    Response: The woman exercised her faith in Jesus to obtain the healing that she desired. Your students should see that faith is the basis for our hope and comfort. Jesus comforts His people today through God’s Word, through the ministration of the Holy Spirit, through fellowship of the saints, the encouragement of godly people, the example of those who have won a spiritual battle, etc. As you conclude your lesson, discuss with the students the depths of comfort which God makes possible. Our greatest comfort is summed up in these verses: “Then we which are alive and remain shall be caught up together with them in the clouds, to meet the Lord in the air: and so shall we ever be with the Lord.

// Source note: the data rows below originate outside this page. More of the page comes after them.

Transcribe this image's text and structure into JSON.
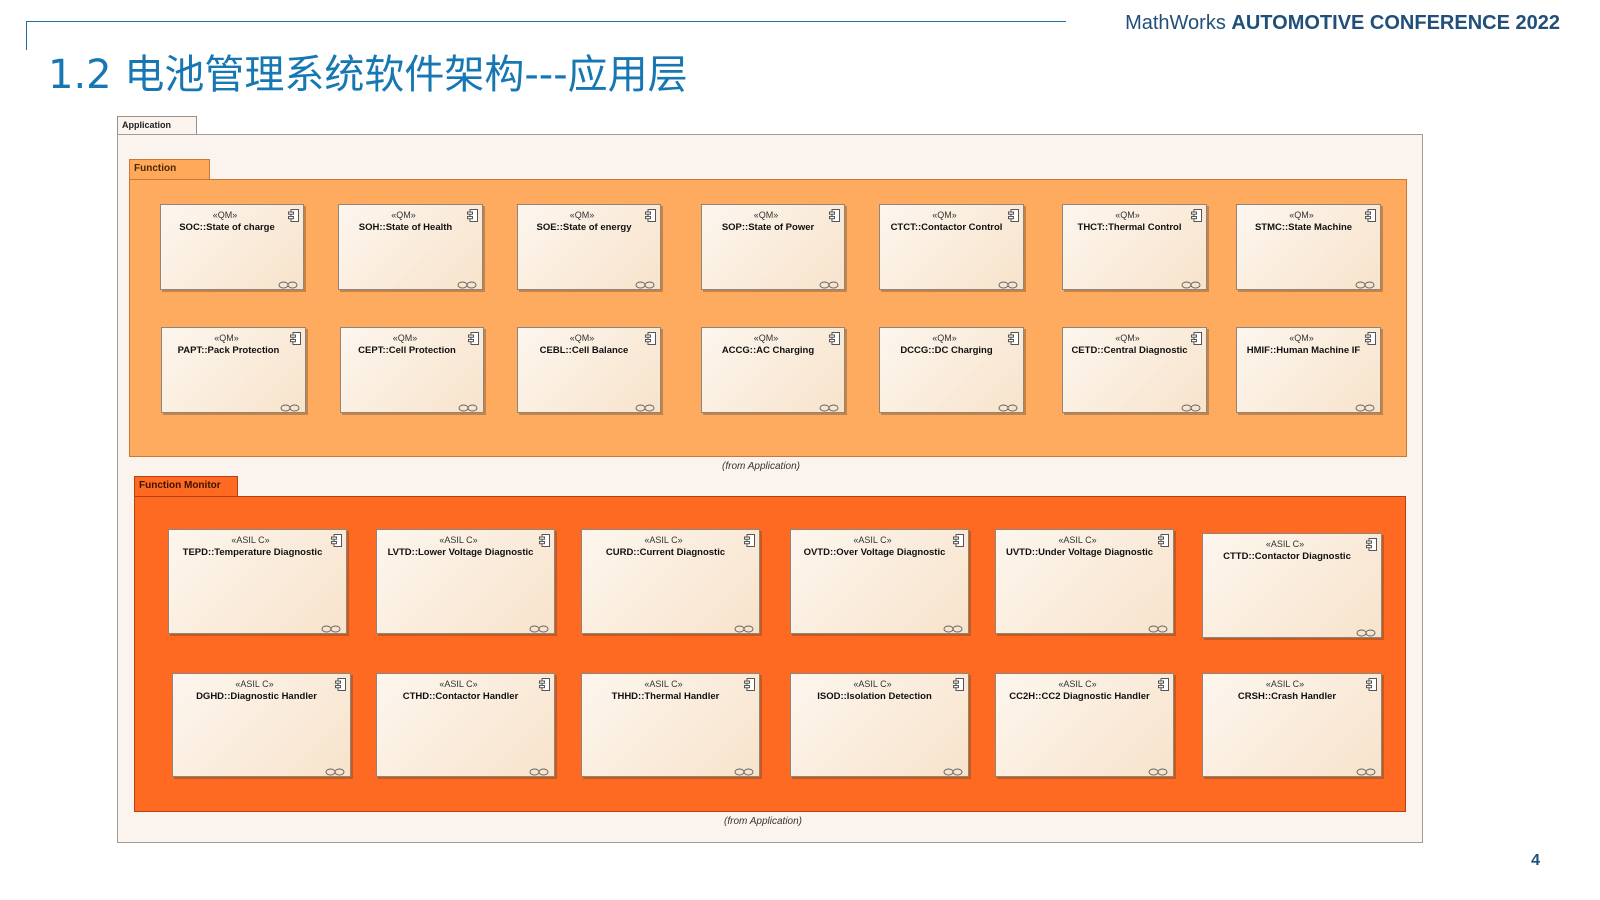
{
  "header": {
    "brand": "MathWorks",
    "conference": "AUTOMOTIVE CONFERENCE 2022",
    "title": "1.2 电池管理系统软件架构---应用层",
    "page_number": "4"
  },
  "diagram": {
    "application_label": "Application",
    "function_package": {
      "label": "Function",
      "from_note": "(from Application)",
      "color": "#ffab5f",
      "components": [
        {
          "stereotype": "«QM»",
          "name": "SOC::State of charge"
        },
        {
          "stereotype": "«QM»",
          "name": "SOH::State of Health"
        },
        {
          "stereotype": "«QM»",
          "name": "SOE::State of energy"
        },
        {
          "stereotype": "«QM»",
          "name": "SOP::State of Power"
        },
        {
          "stereotype": "«QM»",
          "name": "CTCT::Contactor Control"
        },
        {
          "stereotype": "«QM»",
          "name": "THCT::Thermal Control"
        },
        {
          "stereotype": "«QM»",
          "name": "STMC::State Machine"
        },
        {
          "stereotype": "«QM»",
          "name": "PAPT::Pack Protection"
        },
        {
          "stereotype": "«QM»",
          "name": "CEPT::Cell Protection"
        },
        {
          "stereotype": "«QM»",
          "name": "CEBL::Cell Balance"
        },
        {
          "stereotype": "«QM»",
          "name": "ACCG::AC Charging"
        },
        {
          "stereotype": "«QM»",
          "name": "DCCG::DC Charging"
        },
        {
          "stereotype": "«QM»",
          "name": "CETD::Central Diagnostic"
        },
        {
          "stereotype": "«QM»",
          "name": "HMIF::Human Machine IF"
        }
      ]
    },
    "monitor_package": {
      "label": "Function Monitor",
      "from_note": "(from Application)",
      "color": "#ff6a22",
      "components": [
        {
          "stereotype": "«ASIL C»",
          "name": "TEPD::Temperature Diagnostic"
        },
        {
          "stereotype": "«ASIL C»",
          "name": "LVTD::Lower Voltage Diagnostic"
        },
        {
          "stereotype": "«ASIL C»",
          "name": "CURD::Current Diagnostic"
        },
        {
          "stereotype": "«ASIL C»",
          "name": "OVTD::Over Voltage Diagnostic"
        },
        {
          "stereotype": "«ASIL C»",
          "name": "UVTD::Under Voltage Diagnostic"
        },
        {
          "stereotype": "«ASIL C»",
          "name": "CTTD::Contactor Diagnostic"
        },
        {
          "stereotype": "«ASIL C»",
          "name": "DGHD::Diagnostic Handler"
        },
        {
          "stereotype": "«ASIL C»",
          "name": "CTHD::Contactor Handler"
        },
        {
          "stereotype": "«ASIL C»",
          "name": "THHD::Thermal Handler"
        },
        {
          "stereotype": "«ASIL C»",
          "name": "ISOD::Isolation Detection"
        },
        {
          "stereotype": "«ASIL C»",
          "name": "CC2H::CC2 Diagnostic Handler"
        },
        {
          "stereotype": "«ASIL C»",
          "name": "CRSH::Crash Handler"
        }
      ]
    }
  }
}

Wherefore comfort one another with these words” (1 Thessalonians 4:17-18).


Plan a class project to provide comfort for someone. This project could take many forms. Some suggestions follow:
Have a card shower for a sick friend.
Write a letter to a prisoner.
Visit someone in the hospital.
Set aside several hours each week to cultivate a one-to- one friendship with a Sunday school child or young person who has either no father or no mother at home.
“Adopt” a homeless child or orphan.
Write a class letter of encouragement to your pastor.
Visit an elderly widow or widower.
Share and help in a Sunday school student’s crisis or problem.

Bring a child’s blanket or stuffed animal to class. Discuss how many times children look to these things for comfort. In our Christian life we can look to God for our comfort.

Bring a sympathy card, a plate of cookies, and a potted plant to class. Ask your students what these have in common. Bring out that they are all items commonly used to express sympathy or to offer comfort. Point out that these reflect the limitations of our human abilities to extend comfort, but that God offers a comfort from Above.

Divide the class into several small groups to plan and act out a skit which would illustrate different situations that could occur at home, school, or in the neighborhood where comfort might be offered or welcomed. The different aspects of comfort should be emphasized:
To strengthen — encourage or uplift someone who may be failing
To aid — give assistance or help
Relieve distress — point out the good or positive
Console — listen to and offer sympathy